While it took me years to unlearn that a woman’s worth isn’t tied to her sexuality, my brothers never had to wrestle with any of this. They were able to explore their sexuality and speak about their affairs freely, with no judgment. There was no timeline for when they should or shouldn't be intimate with someone. There was no shame when they were alone with a girl. That’s because they never ran the risk of losing their value as a person for echando leche. If anything, it made them more appealing, more powerful, and more worthy. I remember meeting some of their girlfriends and seeing how honoured they felt. I wondered why. What was the privilege?

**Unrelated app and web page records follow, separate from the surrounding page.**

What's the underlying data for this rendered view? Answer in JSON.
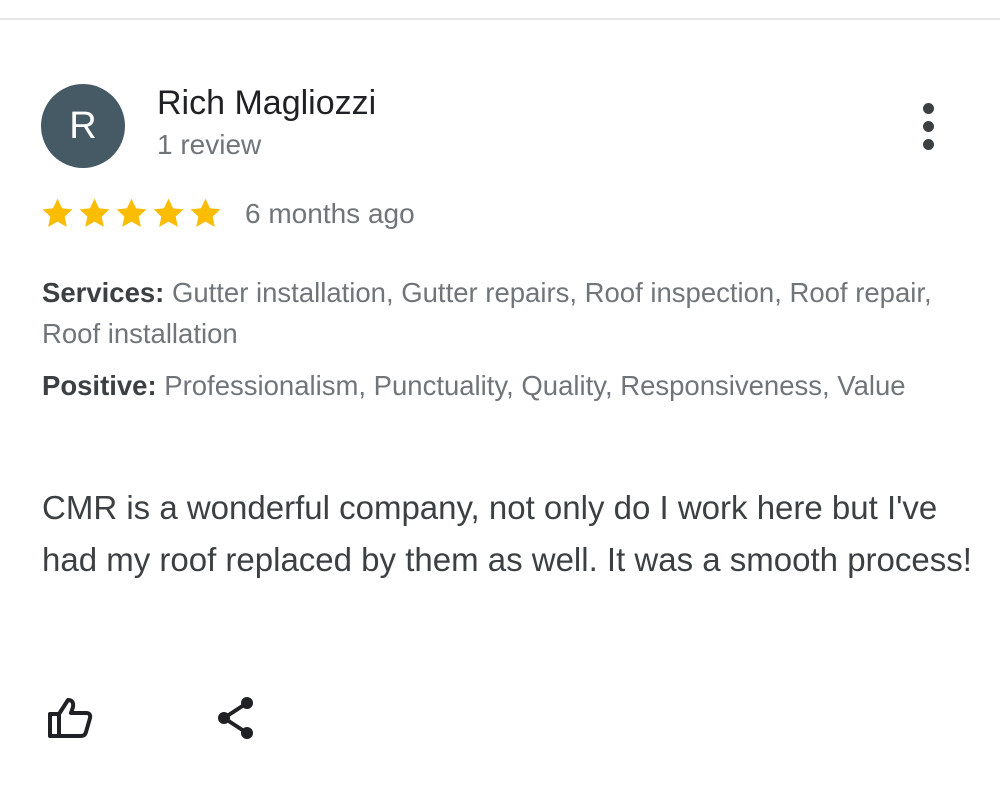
{
  "review": {
    "avatar_letter": "R",
    "reviewer_name": "Rich Magliozzi",
    "review_count": "1 review",
    "rating": 5,
    "max_rating": 5,
    "star_color": "#fbbc04",
    "date": "6 months ago",
    "services_label": "Services:",
    "services_value": "Gutter installation, Gutter repairs, Roof inspection, Roof repair, Roof installation",
    "positive_label": "Positive:",
    "positive_value": "Professionalism, Punctuality, Quality, Responsiveness, Value",
    "text": "CMR is a wonderful company, not only do I work here but I've had my roof replaced by them as well. It was a smooth process!"
  },
  "icons": {
    "more": "more-vert-icon",
    "like": "thumbs-up-icon",
    "share": "share-icon"
  }
}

I love my brothers, but they were losers. They were charming, handsome philanderers.
All I knew was that my virginity never felt like mine; it felt like something I had to hold on to for someone else.
Socially, sex seemed like something that could dishonour a woman but fortify a man, but the truth is that I knew very little more about it. All I knew was that my virginity never felt like mine; it felt like something I had to hold on to for someone else, and that made me uneasy. Since I couldn’t get answers on sex, intimacy, and relationships from my parents, I went where most girls on the block go: the hair salon. During the hours I spent in the salon, I heard stories from every kind of woman: the mother, the daughter, the teacher, and the stripper. I heard from women who still believe in love and women who no longer do. I heard from the faithful wives who get cheated on by their husbands and still stick beside them as well as the women who milk men out of every penny they have. Listening to their stories taught me that I didn't fit into this dichotomy, and that it was up to me to define my values for myself.
While I take issue with a culture that teaches girls and women that sex is shameful, I also know that my parents’ not-so-perfect attempts to keep me from having sex were really their way to keep me from growing up too fast. But every path to adulthood is forged with mistakes, and my mistake was falling in love with a guy who lived across the street from the school he never attended. Losing my virginity to him was anti-climatic. While my parents made it seem like having sex would mark the end of times, every telenovela and movie painted it as a magical moment that bonded two people forever. It was neither. Instead, it was fast, painful, uncomfortable, and we broke up after he stole $80 from me. This is what I waited 18 years for?
All my teenage years, I worried that if I lost my precious virginity that everyone would notice. I was nervous I would immediately look older and that my body would change. I was afraid that the clerk at the bodega would stop hooking me up with free bars of Snickers or that my parents would realise and start charging me double the rent. I was terrified that God would punish me by running out of tickets to Aventura concerts before I could buy them. But none of these things happened. I made a choice that didn't make me more or less valuable. I was the same old me, just with a stronger sense of self—and down 80 bucks.